communication has been received.
Change of Grade
The university now requires change of grade forms to be submitted within one semester
following the semester in which the course requiring a grade change was taken. For
example, a change of grade form for a course taken in Fall 2010, is due by the end of the
Spring 2011 semester. After the Spring 2011 semester, the university will not accept a
grade change for courses taken in Fall 2010 or earlier semesters. A change of grade form
for a course taken in Spring 2011 is due by the end of the Fall 2011 semester. After the
Fall 2011 semester, the university will not accept a grade change for courses taken in
Spring 2011 or earlier semesters.
Grade changes will NOT be approved, under any circumstances, to change a student’s
pending or current probation or disqualification status. The only acceptable reasons for a
grade change is an instructor’s error in calculating a grade, or omission of graded course
assignments in the calculation of a student’s grade.
GRADING: This course is graded A, B, C (+/-) or NC “No Credit.” There are no C-s,
Ds, or Fs. It will be based upon the following weightings:
Assignment Percentage of Grade
In-class writing assignments 20%
(Every week we will write 1-2 pages of technical writing

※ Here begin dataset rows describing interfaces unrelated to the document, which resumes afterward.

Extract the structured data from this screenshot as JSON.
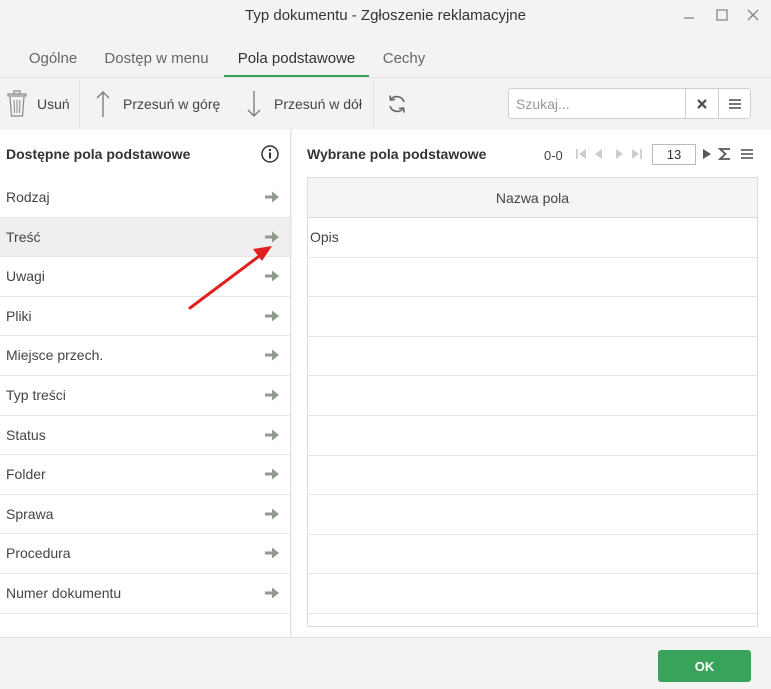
{
  "window": {
    "title": "Typ dokumentu - Zgłoszenie reklamacyjne"
  },
  "tabs": [
    {
      "label": "Ogólne",
      "active": false
    },
    {
      "label": "Dostęp w menu",
      "active": false
    },
    {
      "label": "Pola podstawowe",
      "active": true
    },
    {
      "label": "Cechy",
      "active": false
    }
  ],
  "toolbar": {
    "delete_label": "Usuń",
    "move_up_label": "Przesuń w górę",
    "move_down_label": "Przesuń w dół",
    "search_placeholder": "Szukaj...",
    "search_value": ""
  },
  "available_fields": {
    "title": "Dostępne pola podstawowe",
    "items": [
      {
        "label": "Rodzaj"
      },
      {
        "label": "Treść"
      },
      {
        "label": "Uwagi"
      },
      {
        "label": "Pliki"
      },
      {
        "label": "Miejsce przech."
      },
      {
        "label": "Typ treści"
      },
      {
        "label": "Status"
      },
      {
        "label": "Folder"
      },
      {
        "label": "Sprawa"
      },
      {
        "label": "Procedura"
      },
      {
        "label": "Numer dokumentu"
      }
    ]
  },
  "selected_fields": {
    "title": "Wybrane pola podstawowe",
    "range": "0-0",
    "page_size": "13",
    "column_header": "Nazwa pola",
    "rows": [
      {
        "name": "Opis"
      }
    ]
  },
  "footer": {
    "ok_label": "OK"
  },
  "colors": {
    "accent": "#3aa35a",
    "annotation_arrow": "#e02020"
  },
  "icons": {
    "delete": "trash-icon",
    "move_up": "arrow-up-icon",
    "move_down": "arrow-down-icon",
    "refresh": "refresh-icon",
    "clear": "clear-icon",
    "menu": "menu-icon",
    "info": "info-icon",
    "add": "arrow-right-icon",
    "sum": "sum-icon"
  }
}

in the lab. These will be returned by the following lab with
Industry write-ups* (five 2-page write-ups to be explained in class) 10
(Dean’s Leadership Symposiums or GreenTalks require sign-ins)

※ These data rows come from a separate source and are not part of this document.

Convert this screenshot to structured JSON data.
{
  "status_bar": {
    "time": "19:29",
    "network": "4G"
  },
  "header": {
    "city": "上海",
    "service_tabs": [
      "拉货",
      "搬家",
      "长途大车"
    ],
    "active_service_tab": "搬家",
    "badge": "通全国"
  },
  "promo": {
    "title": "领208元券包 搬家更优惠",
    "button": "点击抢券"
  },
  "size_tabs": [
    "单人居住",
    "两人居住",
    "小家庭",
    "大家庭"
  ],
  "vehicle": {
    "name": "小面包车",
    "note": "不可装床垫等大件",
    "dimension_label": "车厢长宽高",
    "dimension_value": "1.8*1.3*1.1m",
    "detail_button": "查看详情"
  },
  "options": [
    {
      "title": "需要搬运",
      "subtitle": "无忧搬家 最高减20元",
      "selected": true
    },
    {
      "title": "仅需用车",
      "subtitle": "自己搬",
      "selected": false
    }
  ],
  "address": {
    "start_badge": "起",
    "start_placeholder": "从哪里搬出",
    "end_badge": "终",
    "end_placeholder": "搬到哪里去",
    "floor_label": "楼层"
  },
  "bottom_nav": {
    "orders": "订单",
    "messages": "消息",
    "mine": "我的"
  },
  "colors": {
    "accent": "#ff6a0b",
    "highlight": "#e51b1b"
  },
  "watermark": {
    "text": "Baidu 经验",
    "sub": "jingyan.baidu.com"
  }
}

Resume and Formal Letter of Application/cover letter 05
Topic Memo and Gantt Chart 05
Analysis of a Professional Journal Article for Readability*** 10

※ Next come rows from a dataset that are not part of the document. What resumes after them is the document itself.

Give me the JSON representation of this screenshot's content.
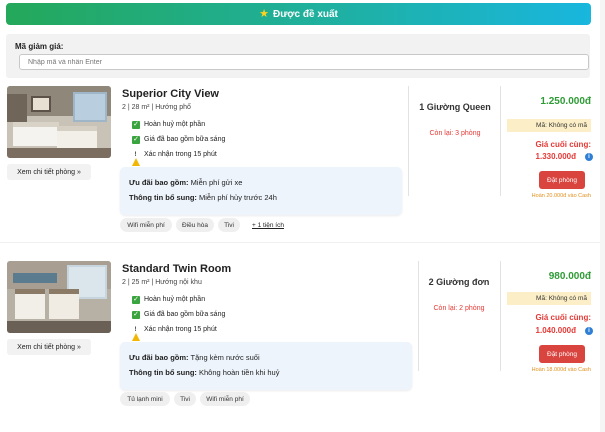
{
  "banner": {
    "title": "Được đề xuất",
    "icon": "star-icon"
  },
  "coupon": {
    "label": "Mã giảm giá:",
    "placeholder": "Nhập mã và nhấn Enter",
    "value": ""
  },
  "rooms": [
    {
      "name": "Superior City View",
      "meta": "2 | 28 m² | Hướng phố",
      "features": [
        "Hoàn huỷ một phần",
        "Giá đã bao gồm bữa sáng",
        "Xác nhận trong 15 phút"
      ],
      "detail_button": "Xem chi tiết phòng »",
      "offer_label": "Ưu đãi bao gồm:",
      "offer_value": "Miễn phí gửi xe",
      "extra_label": "Thông tin bổ sung:",
      "extra_value": "Miễn phí hủy trước 24h",
      "tags": [
        "Wifi miễn phí",
        "Điều hòa",
        "Tivi",
        "+ 1 tiện ích"
      ],
      "beds": "1 Giường Queen",
      "remaining": "Còn lại: 3 phòng",
      "price": "1.250.000đ",
      "code": "Mã: Không có mã",
      "final_label": "Giá cuối cùng:",
      "final_price": "1.330.000đ",
      "book_button": "Đặt phòng",
      "cashback": "Hoàn 20.000đ vào Cash"
    },
    {
      "name": "Standard Twin Room",
      "meta": "2 | 25 m² | Hướng nội khu",
      "features": [
        "Hoàn huỷ một phần",
        "Giá đã bao gồm bữa sáng",
        "Xác nhận trong 15 phút"
      ],
      "detail_button": "Xem chi tiết phòng »",
      "offer_label": "Ưu đãi bao gồm:",
      "offer_value": "Tặng kèm nước suối",
      "extra_label": "Thông tin bổ sung:",
      "extra_value": "Không hoàn tiền khi huỷ",
      "tags": [
        "Tủ lạnh mini",
        "Tivi",
        "Wifi miễn phí"
      ],
      "beds": "2 Giường đơn",
      "remaining": "Còn lại: 2 phòng",
      "price": "980.000đ",
      "code": "Mã: Không có mã",
      "final_label": "Giá cuối cùng:",
      "final_price": "1.040.000đ",
      "book_button": "Đặt phòng",
      "cashback": "Hoàn 18.000đ vào Cash"
    }
  ],
  "colors": {
    "banner_start": "#24a85a",
    "banner_end": "#19b6de",
    "price_green": "#2e9b36",
    "alert_red": "#e53935",
    "book_red": "#d9443f",
    "code_bg": "#fcefc7",
    "offer_bg": "#edf4fc",
    "cashback_orange": "#e0901d"
  }
}
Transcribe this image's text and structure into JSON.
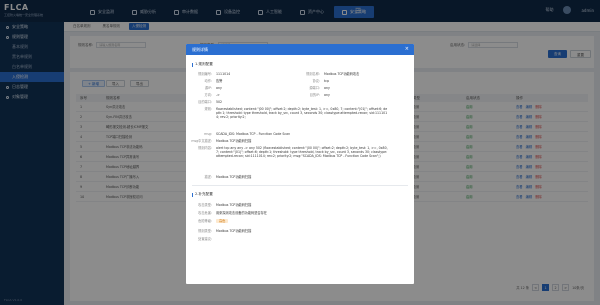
{
  "app": {
    "logo": "FLCA",
    "logo_sub": "工控防火墙统一安全管理系统",
    "nav": [
      {
        "label": "安全监测",
        "active": false
      },
      {
        "label": "威胁分析",
        "active": false
      },
      {
        "label": "审计数据",
        "active": false
      },
      {
        "label": "设备监控",
        "active": false
      },
      {
        "label": "人工智能",
        "active": false
      },
      {
        "label": "资产中心",
        "active": false
      },
      {
        "label": "安全策略",
        "active": true
      }
    ],
    "menu_icon": "☰",
    "user_name": "admin",
    "help_label": "帮助"
  },
  "sidebar": {
    "items": [
      {
        "label": "安全策略",
        "type": "group",
        "active": false
      },
      {
        "label": "规则管理",
        "type": "group",
        "active": false
      },
      {
        "label": "基本规则",
        "type": "sub",
        "active": false
      },
      {
        "label": "黑名单规则",
        "type": "sub",
        "active": false
      },
      {
        "label": "白名单规则",
        "type": "sub",
        "active": false
      },
      {
        "label": "入侵检测",
        "type": "sub",
        "active": true
      },
      {
        "label": "日志管理",
        "type": "group",
        "active": false
      },
      {
        "label": "对象管理",
        "type": "group",
        "active": false
      }
    ],
    "footer": "FLCA V1.0.0"
  },
  "main": {
    "tabs": [
      {
        "label": "白名单规则",
        "active": false
      },
      {
        "label": "黑名单规则",
        "active": false
      },
      {
        "label": "入侵检测",
        "active": true
      }
    ],
    "filters": {
      "name_label": "规则名称:",
      "name_placeholder": "请输入规则名称",
      "type_label": "规则类型:",
      "type_placeholder": "请选择",
      "status_label": "启用状态:",
      "status_placeholder": "请选择",
      "search_label": "查询",
      "reset_label": "重置"
    },
    "toolbar": {
      "add": "+ 新增",
      "import": "导入",
      "export": "导出"
    },
    "table": {
      "headers": [
        "序号",
        "规则名称",
        "规则类型",
        "启用状态",
        "操作"
      ],
      "rows": [
        {
          "no": "1",
          "name": "Syn洪泛攻击",
          "type": "规则检测",
          "status": "启用"
        },
        {
          "no": "2",
          "name": "Syn-FIN洪泛攻击",
          "type": "规则检测",
          "status": "启用"
        },
        {
          "no": "3",
          "name": "畸形报文检测-超长ICMP报文",
          "type": "规则检测",
          "status": "启用"
        },
        {
          "no": "4",
          "name": "TCP端口扫描检测",
          "type": "规则检测",
          "status": "启用"
        },
        {
          "no": "5",
          "name": "Modbus TCP非法功能码",
          "type": "规则检测",
          "status": "启用"
        },
        {
          "no": "6",
          "name": "Modbus TCP异常读写",
          "type": "规则检测",
          "status": "启用"
        },
        {
          "no": "7",
          "name": "Modbus TCP地址越界",
          "type": "规则检测",
          "status": "启用"
        },
        {
          "no": "8",
          "name": "Modbus TCP广播写入",
          "type": "规则检测",
          "status": "启用"
        },
        {
          "no": "9",
          "name": "Modbus TCP诊断功能",
          "type": "规则检测",
          "status": "启用"
        },
        {
          "no": "10",
          "name": "Modbus TCP非授权访问",
          "type": "规则检测",
          "status": "启用"
        }
      ],
      "op_view": "查看",
      "op_edit": "编辑",
      "op_delete": "删除"
    },
    "pager": {
      "total": "共 12 条",
      "pages": [
        "<",
        "1",
        "2",
        ">"
      ],
      "active_index": 1,
      "size": "10条/页"
    }
  },
  "modal": {
    "title": "规则详情",
    "close_icon": "×",
    "basic": {
      "section_title": "1.规则配置",
      "rule_id_label": "规则编号:",
      "rule_id": "1111014",
      "rule_name_label": "规则名称:",
      "rule_name": "Modbus TCP功能码攻击",
      "action_label": "动作:",
      "action": "告警",
      "protocol_label": "协议:",
      "protocol": "tcp",
      "src_ip_label": "源IP:",
      "src_ip": "any",
      "src_port_label": "源端口:",
      "src_port": "any",
      "direction_label": "方向:",
      "direction": "->",
      "dst_ip_label": "目的IP:",
      "dst_ip": "any",
      "dst_port_label": "目的端口:",
      "dst_port": "502",
      "option_label": "规则:",
      "option": "flow:established; content:\"|00 00|\"; offset:2; depth:2; byte_test: 1, >=, 0x80, 7; content:\"|01|\"; offset:6; depth:1; threshold: type threshold, track by_src, count 3, seconds 30; classtype:attempted-recon; sid:1111014; rev:2; priority:2;",
      "msg_label": "msg:",
      "msg": "SCADA_IDS: Modbus TCP - Function Code Scan",
      "msg_cn_label": "msg中文描述:",
      "msg_cn": "Modbus TCP功能码扫描",
      "rule_content_label": "规则内容:",
      "rule_content": "alert tcp any any -> any 502 (flow:established; content:\"|00 00|\"; offset:2; depth:2; byte_test: 1, >=, 0x80, 7; content:\"|01|\"; offset:6; depth:1; threshold: type threshold, track by_src, count 3, seconds 30; classtype:attempted-recon; sid:1111014; rev:2; priority:2; msg:\"SCADA_IDS: Modbus TCP - Function Code Scan\";)",
      "desc_label": "描述:",
      "desc": "Modbus TCP功能码扫描"
    },
    "extra": {
      "section_title": "2.补充配置",
      "attack_type_label": "攻击类型:",
      "attack_type": "Modbus TCP功能码扫描",
      "attack_effect_label": "攻击危害:",
      "attack_effect": "用來探测攻击设备的功能码是否存在",
      "level_label": "危险等级:",
      "level": "高危",
      "rule_type_label": "规则类型:",
      "rule_type": "Modbus TCP功能码扫描",
      "remark_label": "处置建议:",
      "remark": ""
    }
  }
}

Introduction and some sections for Project/Thesis or Introduction
and Literature Review for a “200W Trial Project” 30
Formal Oral Presentation 05
Final exam 05
*Silicon Valley Leaders Symposium
See the College of Engineering web site: http://www.engr.sjsu.edu/about/svls
"Since Fall 2002, the Charles W. Davidson College of Engineering has hosted the
Silicon Valley Leaders Symposium (SVLS). The Symposium hosts industry and
technology leaders to talk about business and technology trends. It also features
prominent leaders who discuss broader societal and political issues that shape our life and
society." The symposia take place most Thursdays from 12:00pm to 1:00pm in the
Engineering building auditorium, ENG 189.
GreenTalks on Wednesdays are another option (from 12:00pm to 1:00pm), also in the
Engineering auditorium. See: http://www.engr.sjsu.edu/about/greentalk
**The interview will be with a professional engineer, no one on campus
(5-6 pages) A handout will be provided in class.
***For the journal article analysis, a handout will be provided in class.
King Library: A class library meeting with the Engineering Librarian will be
scheduled before this assignment is due. The Engineering Librarians are also available to
meet with you individually throughout the semester. Library: http://library.sjsu.edu/
Engineering Librarian Meng Xiong Liu: Mengxiong.Liu@sjsu.edu
The SJSU Writing Center is here to help you: http://www.sjsu.edu/writingcenter/
The Learning Assistance Resource Center (LARC) is also on campus to assist:
The Purdue Online Writing Lab: http://owl.english.purdue.edu/
Table of Contents, etc.
The Graduate Studies Office Guidelines for Master’s Theses:
The Chemical and Materials Engineering project/thesis guidelines are available
df (You will notice on page 1 that it is to be used in conjunction with the Graduate
Studies and Research guidelines.)
PARTIAL SCHEDULE for FALL 2011
August 24 First Day of 200W class
September 14 King Library
September 21 Due: Formal Letter of Application (Cover Letter) and
Resume [Meet in room 392 at the beginning of class.]
September 28 Due: Analysis of a Professional Journal Article for
Readability (Documentation in APA format)
This must be submitted to Turnitin.com.
October 5 Due: Topic Memo and Gantt Chart*
*See http://www.ganttchart.com/Examples.html for sample Gantt charts.
October 12 Due: Interview
November 2 Group written and oral presentations on company code of
ethics (much of this will be done in class beforehand)
November 23 In-class Writing Make-up Day
November 16 Due: Introduction and Literature Review for a “200W Trial
Project” or Introduction and some sections for
Project/Thesis This must be submitted to Turnitin.com.
Oral Presentations (Nov. 16 or Nov. 30)
December 7 Final Exam